“That’s how we’ve done every real, unmanned planetary mission to date, and that’s how we did the Apollo missions to the Moon,” Zubrin noted. “None of these missions beyond lower orbit have ever been done by lifting things up to an orbiting spaceport and transferring them to a Battlestar Galactica-class interplanetary spaceship using a plasma drive that’s been refueled and refurbished in the orbiting navy yard.

“If we can lift and throw the payloads to the planet, right there you’ve gone 90 percent of the way towards taking the mission out of this sort of science fiction future, and putting it in our world of real engineering,” he added.

The Case for MarsSince a great deal of the mass of a Mars mission would be fuel for getting back home to Earth, Zubrin suggests we “travel light and live off the land,” sending the return rocket to Mars in 2016, two years ahead of the human explorers, and using chemistry to create methane and oxygen there. When people arrive for an 18-month stint, their return vehicle is ready to go. Every two years you send another return vehicle along with a human exploration crew. Radiation, solar flares, and zero gravity all can be dealt with, he said.

Zubrin has tremendous passion for the idea of human exploration of Mars. He said it’s important to answer the question of whether there was life on Mars, but also whether there will be life there.

“Mars is not just an object of scientific inquiry,” he contended. “It is that. It’s a very important object of scientific inquiry. It is the Rosetta Stone for letting us know the truth about the potential diversity and prevalence of life in the universe. But that is not all it is.

“What Mars actually is, fundamentally, is a world. It is a planet with a surface area equal to all the continents of the Earth put together. It has on it all of the resources needed to support life and civilization. If we can learn how to use those resources, we can make Mars habitable.”

That wouldn’t happen overnight. Rather, Zubrin said our generation has the chance to make Mars intellectually habitable.

“If we can go to Mars and develop the craft of making use of Mars’ resources,” he said, “then Mars becomes a place where human beings can support themselves, and where a new branch of human civilization can develop and grow, and in the fullness of time grow in size and extent and technological and industrial capability where it can begin to address the question of the actual physical transformation of Mars.

“By so doing we set into motion the process where we not only bring life to Mars, we bring Mars to life.”

America, Zubrin says, needs the challenge.

“To say that we can’t do it, that we have to wait for futuristic developments, is just to say that we have become less than the kind of people we used to be, and that is something that I think this country cannot afford,” he concluded.

After the talk Zubrin signed copies of his book, The Case for Mars: The Plan to Settle the Red Planet and Why We Must.
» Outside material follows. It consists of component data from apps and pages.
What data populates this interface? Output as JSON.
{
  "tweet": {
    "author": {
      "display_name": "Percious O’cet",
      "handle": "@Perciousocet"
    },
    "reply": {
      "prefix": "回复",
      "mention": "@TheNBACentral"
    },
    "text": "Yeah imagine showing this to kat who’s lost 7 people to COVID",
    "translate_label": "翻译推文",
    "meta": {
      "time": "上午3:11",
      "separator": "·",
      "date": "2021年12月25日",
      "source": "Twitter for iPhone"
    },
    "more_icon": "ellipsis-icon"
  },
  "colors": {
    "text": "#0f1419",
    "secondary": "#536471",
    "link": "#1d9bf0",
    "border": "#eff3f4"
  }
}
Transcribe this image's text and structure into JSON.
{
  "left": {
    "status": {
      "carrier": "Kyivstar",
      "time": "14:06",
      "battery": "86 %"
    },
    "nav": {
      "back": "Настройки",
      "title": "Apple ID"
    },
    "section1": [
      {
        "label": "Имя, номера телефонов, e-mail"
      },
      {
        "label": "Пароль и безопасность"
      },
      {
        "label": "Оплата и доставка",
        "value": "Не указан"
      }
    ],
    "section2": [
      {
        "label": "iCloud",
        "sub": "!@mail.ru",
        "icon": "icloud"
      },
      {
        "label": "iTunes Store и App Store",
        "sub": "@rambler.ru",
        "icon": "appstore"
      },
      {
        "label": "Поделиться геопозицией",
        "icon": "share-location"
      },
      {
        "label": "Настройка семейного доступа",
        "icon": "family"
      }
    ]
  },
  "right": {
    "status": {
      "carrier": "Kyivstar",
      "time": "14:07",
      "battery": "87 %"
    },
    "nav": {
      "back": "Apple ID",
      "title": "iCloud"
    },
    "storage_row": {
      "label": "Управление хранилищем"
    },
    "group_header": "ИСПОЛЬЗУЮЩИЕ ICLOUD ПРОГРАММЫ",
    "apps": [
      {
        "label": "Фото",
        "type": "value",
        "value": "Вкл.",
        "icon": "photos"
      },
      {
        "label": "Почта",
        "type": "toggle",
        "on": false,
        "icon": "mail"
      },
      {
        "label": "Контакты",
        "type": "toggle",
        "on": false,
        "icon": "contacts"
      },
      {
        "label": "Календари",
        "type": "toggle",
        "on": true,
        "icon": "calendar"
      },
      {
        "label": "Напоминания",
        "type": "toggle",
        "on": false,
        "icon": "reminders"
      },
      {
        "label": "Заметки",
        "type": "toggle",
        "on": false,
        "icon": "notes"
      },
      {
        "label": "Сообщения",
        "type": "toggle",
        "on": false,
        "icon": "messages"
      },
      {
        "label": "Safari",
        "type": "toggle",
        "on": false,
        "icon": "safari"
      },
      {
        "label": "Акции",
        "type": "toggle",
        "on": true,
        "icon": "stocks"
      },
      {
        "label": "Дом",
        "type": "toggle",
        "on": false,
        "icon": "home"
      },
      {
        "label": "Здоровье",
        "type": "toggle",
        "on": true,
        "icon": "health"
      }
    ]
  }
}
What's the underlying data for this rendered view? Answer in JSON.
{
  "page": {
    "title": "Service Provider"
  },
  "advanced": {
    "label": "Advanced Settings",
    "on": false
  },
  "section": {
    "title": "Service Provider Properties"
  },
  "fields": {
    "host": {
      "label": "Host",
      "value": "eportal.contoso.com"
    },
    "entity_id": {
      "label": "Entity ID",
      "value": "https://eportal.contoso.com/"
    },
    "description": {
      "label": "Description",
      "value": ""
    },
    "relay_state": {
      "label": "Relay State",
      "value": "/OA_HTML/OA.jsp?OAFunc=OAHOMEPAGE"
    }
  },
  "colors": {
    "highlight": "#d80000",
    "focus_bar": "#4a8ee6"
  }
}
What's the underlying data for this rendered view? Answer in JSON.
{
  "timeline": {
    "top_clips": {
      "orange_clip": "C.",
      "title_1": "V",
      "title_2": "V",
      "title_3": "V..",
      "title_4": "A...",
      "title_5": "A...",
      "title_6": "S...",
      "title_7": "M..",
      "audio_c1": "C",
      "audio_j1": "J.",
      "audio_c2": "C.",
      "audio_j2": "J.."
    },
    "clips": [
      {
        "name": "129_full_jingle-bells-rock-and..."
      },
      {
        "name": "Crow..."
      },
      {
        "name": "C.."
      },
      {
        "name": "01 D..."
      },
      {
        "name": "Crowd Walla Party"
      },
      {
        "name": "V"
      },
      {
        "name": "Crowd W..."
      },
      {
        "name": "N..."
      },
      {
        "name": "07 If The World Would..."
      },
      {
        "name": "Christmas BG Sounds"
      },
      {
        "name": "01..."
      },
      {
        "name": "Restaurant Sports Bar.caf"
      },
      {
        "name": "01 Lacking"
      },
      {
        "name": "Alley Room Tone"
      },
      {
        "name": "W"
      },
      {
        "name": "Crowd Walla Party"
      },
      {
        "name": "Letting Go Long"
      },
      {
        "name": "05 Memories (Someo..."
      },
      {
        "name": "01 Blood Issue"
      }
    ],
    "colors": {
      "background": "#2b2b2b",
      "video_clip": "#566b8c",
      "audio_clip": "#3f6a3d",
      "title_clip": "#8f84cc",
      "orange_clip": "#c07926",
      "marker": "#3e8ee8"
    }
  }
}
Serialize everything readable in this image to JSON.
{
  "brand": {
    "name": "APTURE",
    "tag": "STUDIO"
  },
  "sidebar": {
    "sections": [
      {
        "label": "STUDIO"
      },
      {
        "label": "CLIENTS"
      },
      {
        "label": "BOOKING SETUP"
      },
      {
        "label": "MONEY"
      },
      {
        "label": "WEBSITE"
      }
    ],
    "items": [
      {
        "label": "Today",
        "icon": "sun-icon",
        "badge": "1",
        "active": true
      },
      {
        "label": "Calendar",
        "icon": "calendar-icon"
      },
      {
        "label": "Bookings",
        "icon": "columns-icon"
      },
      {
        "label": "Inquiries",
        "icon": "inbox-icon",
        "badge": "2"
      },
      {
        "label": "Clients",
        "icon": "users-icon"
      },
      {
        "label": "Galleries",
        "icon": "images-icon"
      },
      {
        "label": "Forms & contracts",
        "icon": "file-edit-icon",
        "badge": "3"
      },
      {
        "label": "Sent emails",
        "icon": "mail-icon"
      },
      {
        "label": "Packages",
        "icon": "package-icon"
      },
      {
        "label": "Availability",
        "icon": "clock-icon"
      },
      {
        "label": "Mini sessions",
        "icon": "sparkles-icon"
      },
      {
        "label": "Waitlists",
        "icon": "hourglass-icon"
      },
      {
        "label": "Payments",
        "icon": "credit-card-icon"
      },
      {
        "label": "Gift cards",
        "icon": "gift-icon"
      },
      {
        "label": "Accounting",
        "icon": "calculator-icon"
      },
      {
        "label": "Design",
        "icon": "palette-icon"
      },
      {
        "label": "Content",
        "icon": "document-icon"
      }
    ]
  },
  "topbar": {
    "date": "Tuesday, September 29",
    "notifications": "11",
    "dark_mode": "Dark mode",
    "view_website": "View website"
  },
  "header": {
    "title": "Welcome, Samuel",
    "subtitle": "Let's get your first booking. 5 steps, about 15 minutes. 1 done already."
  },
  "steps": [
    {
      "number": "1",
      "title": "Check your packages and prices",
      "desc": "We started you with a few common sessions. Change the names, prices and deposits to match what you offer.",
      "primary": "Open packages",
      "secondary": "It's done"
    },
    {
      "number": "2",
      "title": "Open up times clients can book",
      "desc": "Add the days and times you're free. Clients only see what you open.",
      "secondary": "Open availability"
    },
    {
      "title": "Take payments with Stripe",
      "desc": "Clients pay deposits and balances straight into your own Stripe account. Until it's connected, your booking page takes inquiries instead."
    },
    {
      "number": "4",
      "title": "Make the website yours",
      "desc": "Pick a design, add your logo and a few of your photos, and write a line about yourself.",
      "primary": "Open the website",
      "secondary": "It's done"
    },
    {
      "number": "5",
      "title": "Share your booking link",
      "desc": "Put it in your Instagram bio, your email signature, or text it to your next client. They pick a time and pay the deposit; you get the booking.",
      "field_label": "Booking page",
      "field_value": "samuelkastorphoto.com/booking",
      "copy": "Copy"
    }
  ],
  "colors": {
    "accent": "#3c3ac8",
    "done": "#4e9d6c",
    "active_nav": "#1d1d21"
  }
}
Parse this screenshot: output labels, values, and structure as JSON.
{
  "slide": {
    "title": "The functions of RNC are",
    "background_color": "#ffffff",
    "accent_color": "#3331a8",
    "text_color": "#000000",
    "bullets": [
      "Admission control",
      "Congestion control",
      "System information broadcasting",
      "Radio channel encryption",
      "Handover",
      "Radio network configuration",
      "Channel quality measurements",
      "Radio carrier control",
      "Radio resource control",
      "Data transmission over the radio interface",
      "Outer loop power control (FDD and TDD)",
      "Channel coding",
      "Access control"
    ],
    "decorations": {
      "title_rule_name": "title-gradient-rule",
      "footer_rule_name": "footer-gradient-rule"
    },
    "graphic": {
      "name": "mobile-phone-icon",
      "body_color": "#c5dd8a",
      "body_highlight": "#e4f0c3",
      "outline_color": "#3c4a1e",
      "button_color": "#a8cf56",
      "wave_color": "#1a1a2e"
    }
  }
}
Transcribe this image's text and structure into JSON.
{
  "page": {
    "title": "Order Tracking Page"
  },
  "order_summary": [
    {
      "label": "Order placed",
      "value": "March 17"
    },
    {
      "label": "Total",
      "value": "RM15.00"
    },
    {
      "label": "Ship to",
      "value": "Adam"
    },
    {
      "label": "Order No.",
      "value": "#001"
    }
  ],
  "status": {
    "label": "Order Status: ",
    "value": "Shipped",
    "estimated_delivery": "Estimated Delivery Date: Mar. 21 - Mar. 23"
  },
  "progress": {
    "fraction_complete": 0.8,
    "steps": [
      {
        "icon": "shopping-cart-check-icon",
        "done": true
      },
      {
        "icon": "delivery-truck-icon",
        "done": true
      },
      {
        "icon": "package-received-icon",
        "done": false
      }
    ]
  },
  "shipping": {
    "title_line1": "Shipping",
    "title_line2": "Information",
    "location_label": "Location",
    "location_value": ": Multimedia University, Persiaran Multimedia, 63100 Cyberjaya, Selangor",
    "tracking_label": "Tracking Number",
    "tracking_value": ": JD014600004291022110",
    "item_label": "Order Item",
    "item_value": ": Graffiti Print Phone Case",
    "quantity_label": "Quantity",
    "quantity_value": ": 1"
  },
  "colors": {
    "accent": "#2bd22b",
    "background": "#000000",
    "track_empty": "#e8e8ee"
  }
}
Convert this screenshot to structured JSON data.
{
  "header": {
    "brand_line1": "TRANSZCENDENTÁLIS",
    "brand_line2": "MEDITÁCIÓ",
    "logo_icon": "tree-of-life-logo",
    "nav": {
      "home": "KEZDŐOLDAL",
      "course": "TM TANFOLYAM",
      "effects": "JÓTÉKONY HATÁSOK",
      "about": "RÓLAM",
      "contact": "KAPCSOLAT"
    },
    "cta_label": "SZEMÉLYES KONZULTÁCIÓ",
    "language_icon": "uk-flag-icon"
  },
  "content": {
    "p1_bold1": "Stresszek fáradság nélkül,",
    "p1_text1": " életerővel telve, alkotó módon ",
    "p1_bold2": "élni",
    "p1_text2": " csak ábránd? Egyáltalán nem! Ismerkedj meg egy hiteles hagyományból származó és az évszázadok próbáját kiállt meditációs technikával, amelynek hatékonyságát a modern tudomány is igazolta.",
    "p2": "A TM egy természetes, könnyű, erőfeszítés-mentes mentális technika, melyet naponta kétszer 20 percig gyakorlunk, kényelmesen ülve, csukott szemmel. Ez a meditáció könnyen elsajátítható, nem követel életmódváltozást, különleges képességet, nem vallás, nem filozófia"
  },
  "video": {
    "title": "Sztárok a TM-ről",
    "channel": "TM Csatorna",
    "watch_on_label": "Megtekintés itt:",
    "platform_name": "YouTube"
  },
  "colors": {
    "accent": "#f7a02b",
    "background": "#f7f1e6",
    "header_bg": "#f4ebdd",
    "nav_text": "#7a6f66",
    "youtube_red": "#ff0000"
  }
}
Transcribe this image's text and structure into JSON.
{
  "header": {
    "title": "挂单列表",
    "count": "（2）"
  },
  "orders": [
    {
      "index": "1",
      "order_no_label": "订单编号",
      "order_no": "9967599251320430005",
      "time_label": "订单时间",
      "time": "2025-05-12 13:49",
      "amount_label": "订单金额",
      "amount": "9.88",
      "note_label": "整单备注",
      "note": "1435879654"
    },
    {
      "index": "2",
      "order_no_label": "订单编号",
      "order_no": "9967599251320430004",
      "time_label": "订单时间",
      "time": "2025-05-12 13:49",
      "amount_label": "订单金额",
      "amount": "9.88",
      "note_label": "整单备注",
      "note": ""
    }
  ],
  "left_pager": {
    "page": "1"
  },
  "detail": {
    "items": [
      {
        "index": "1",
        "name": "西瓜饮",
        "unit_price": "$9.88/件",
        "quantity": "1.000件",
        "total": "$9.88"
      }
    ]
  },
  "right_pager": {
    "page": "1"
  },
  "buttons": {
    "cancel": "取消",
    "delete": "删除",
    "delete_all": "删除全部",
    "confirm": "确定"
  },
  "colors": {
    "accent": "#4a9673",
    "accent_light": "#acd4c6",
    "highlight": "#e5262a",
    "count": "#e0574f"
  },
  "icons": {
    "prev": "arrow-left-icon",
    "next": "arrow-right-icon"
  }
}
The book spells out Mars Direct in detail. A Wikipedia entry gives a good summary with lots of technical information.